“The wall mounts are something that have really been a great resource for local businesses as they have reopened in phase two,” co-founder Beth Faulkner said.
The distillery has donated thousands of bottles of sanitizer locally and to rural communities that have had trouble accessing it.
“While sanitizer is more readily available now than it was at the start of the pandemic, it’s likely that we could face another shortage in the future,” Beth Faulkner said. “So we’ve made a personal investment in making sure that we’re well stocked with the materials needed to quickly ramp up production and distribution to the community.”
While opening their Castle Street tasting room just weeks before a global pandemic certainly was not ideal, Shane Faulkner said he is glad to have found a way to make a positive contribution, and is proud to have been able to remain fully staffed. While they were forced to close the tasting room in mid-March, End of Days kept its bartenders working on sanitizer production, bottling, labeling and shipping. They also used the time to expand the bar and construct a rickhouse in the production area of distillery that will house about 140 barrels of aging spirits.
Throughout the pandemic customer, have been able to order spirits and to-go cocktail kits as well as hand sanitizer from the distillery’s website for curbside pickup. After all, sanitizer is not the only essential item End of Days produces.

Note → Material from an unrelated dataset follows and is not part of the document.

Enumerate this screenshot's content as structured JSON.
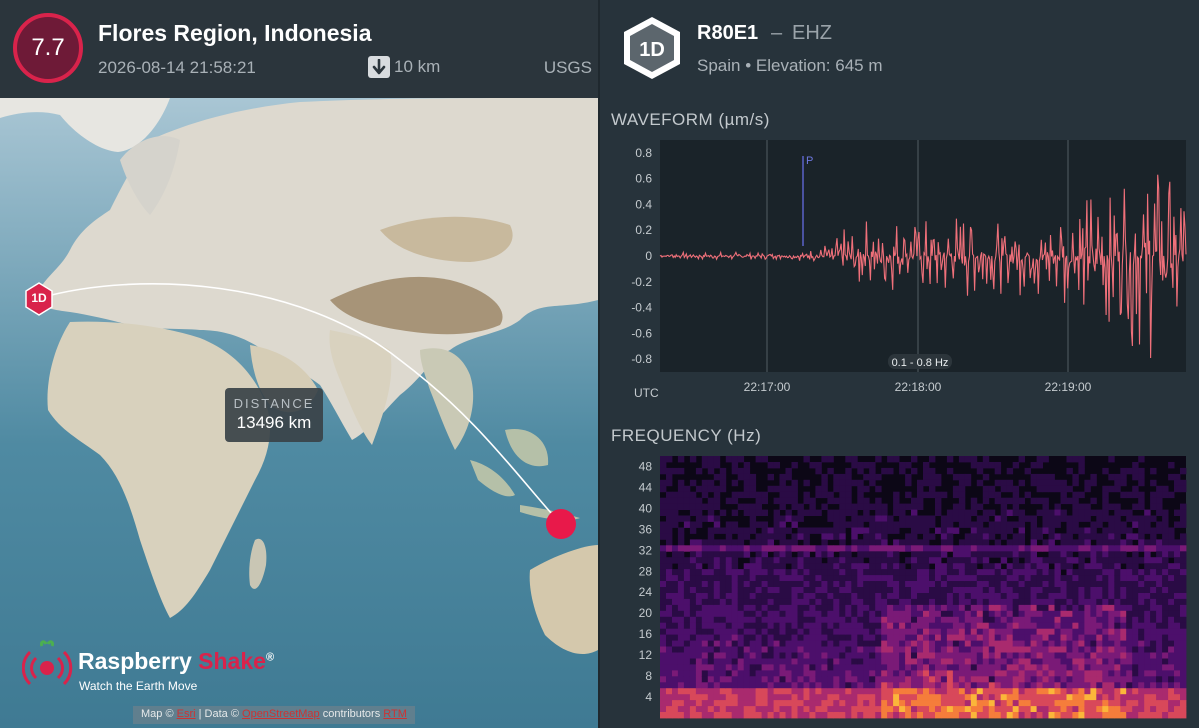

“We feel privileged to have been able to provide an essential need to our local community and far beyond during this unprecedented time,” Beth Faulkner said.